|US20050168481 *||Mar 29, 2005||Aug 4, 2005||Microsoft Corporation||Efficient perceptual/physical color space conversion|
|US20050168487 *||Mar 29, 2005||Aug 4, 2005||Microsoft Corporation||Efficient perceptual/physical color space conversion|
|US20060095622 *||Oct 28, 2004||May 4, 2006||Spansion, Llc||System and method for improved memory performance in a mobile device|
|US20060145979 *||Nov 12, 2003||Jul 6, 2006||Seung-Woo Lee||Liquid crystal display and driving method thereof|
|US20060208983 *||Nov 12, 2003||Sep 21, 2006||Seung-Woo Lee||Liquid crystal display and driving method thereof|
|US20090021535 *||Mar 28, 2008||Jan 22, 2009||Samsung Electonics Co., Ltd.||Liquid crystal display and method fo driving thereof|
|US20090064203 *||Nov 11, 2008||Mar 5, 2009||Microsoft Corporation||Color Management System that Enables Dynamic Balancing of Performance with Flexibility|
|US20090066717 *||Nov 11, 2008||Mar 12, 2009||Microsoft Corporation||Color Management System that Enables Dynamic Balancing of Performance with Flexibility|
|US20090228955 *||May 15, 2009||Sep 10, 2009||Microsoft Corporation||System for Customer and Automatic Color Management Using Policy Controls|
|US20110293177 *||May 28, 2010||Dec 1, 2011||Microsoft Corporation||Efficient Image and Video Recoloring for Colorblindness|
|WO2005048017A3 *||Jul 30, 2004||Sep 22, 2005||Bradley P Gibson||A system for customer and automatic color management using policy controls|
|U.S. Classification||382/167, 358/518|
|International Classification||G06K9/00, G06T3/00, H04N1/56|
|Cooperative Classification||G06T3/00, H04N1/56|
|European Classification||G06T3/00, H04N1/56|

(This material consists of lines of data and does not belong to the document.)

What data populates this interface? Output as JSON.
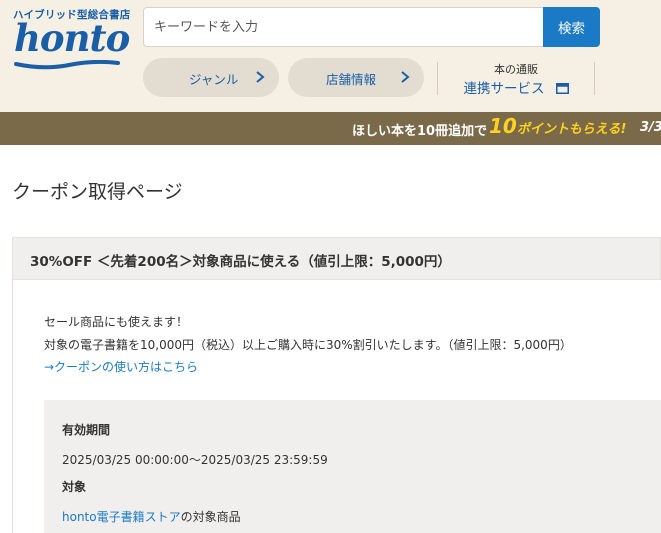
{
  "header": {
    "tagline": "ハイブリッド型総合書店",
    "logo": "honto",
    "search": {
      "placeholder": "キーワードを入力",
      "button_label": "検索"
    },
    "nav": [
      {
        "label": "ジャンル",
        "icon": "chevron-right-icon"
      },
      {
        "label": "店舗情報",
        "icon": "chevron-right-icon"
      }
    ],
    "service": {
      "small_label": "本の通販",
      "link_label": "連携サービス",
      "icon": "window-icon"
    }
  },
  "banner": {
    "text_before": "ほしい本を10冊追加で",
    "highlight_num": "10",
    "highlight_text": "ポイントもらえる!",
    "counter": "3/3"
  },
  "page": {
    "title": "クーポン取得ページ"
  },
  "coupon": {
    "title": "30%OFF ＜先着200名＞対象商品に使える（値引上限：5,000円）",
    "description": [
      "セール商品にも使えます！",
      "対象の電子書籍を10,000円（税込）以上ご購入時に30%割引いたします。（値引上限：5,000円）"
    ],
    "howto_link": "→クーポンの使い方はこちら",
    "validity_label": "有効期間",
    "validity_value": "2025/03/25 00:00:00～2025/03/25 23:59:59",
    "target_label": "対象",
    "target_link": "honto電子書籍ストア",
    "target_suffix": "の対象商品"
  },
  "colors": {
    "brand_blue": "#1a5ea8",
    "link_blue": "#1a7ac6",
    "header_bg": "#f5f0e3",
    "banner_bg": "#7a6a4a",
    "banner_highlight": "#ffd21f"
  }
}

|Sep 18, 2000||AS||Assignment|
Owner name: MICROSOFT CORPORATION, WASHINGTON
Free format text: ASSIGNMENT OF ASSIGNORS INTEREST;ASSIGNORS:STOKES, MICHAEL D.;SECCHIA, ADRIAN;WONG, GILMAN K.;REEL/FRAME:011104/0810;SIGNING DATES FROM 20000825 TO 20000901
|Jul 6, 2004||CC||Certificate of correction|
|Mar 2, 2007||FPAY||Fee payment|
Year of fee payment: 4
|Mar 2, 2011||FPAY||Fee payment|
Year of fee payment: 8
|Dec 9, 2014||AS||Assignment|
Owner name: MICROSOFT TECHNOLOGY LICENSING, LLC, WASHINGTON
Free format text: ASSIGNMENT OF ASSIGNORS INTEREST;ASSIGNOR:MICROSOFT CORPORATION;REEL/FRAME:034541/0001
Effective date: 20141014
|Feb 25, 2015||FPAY||Fee payment|
Year of fee payment: 12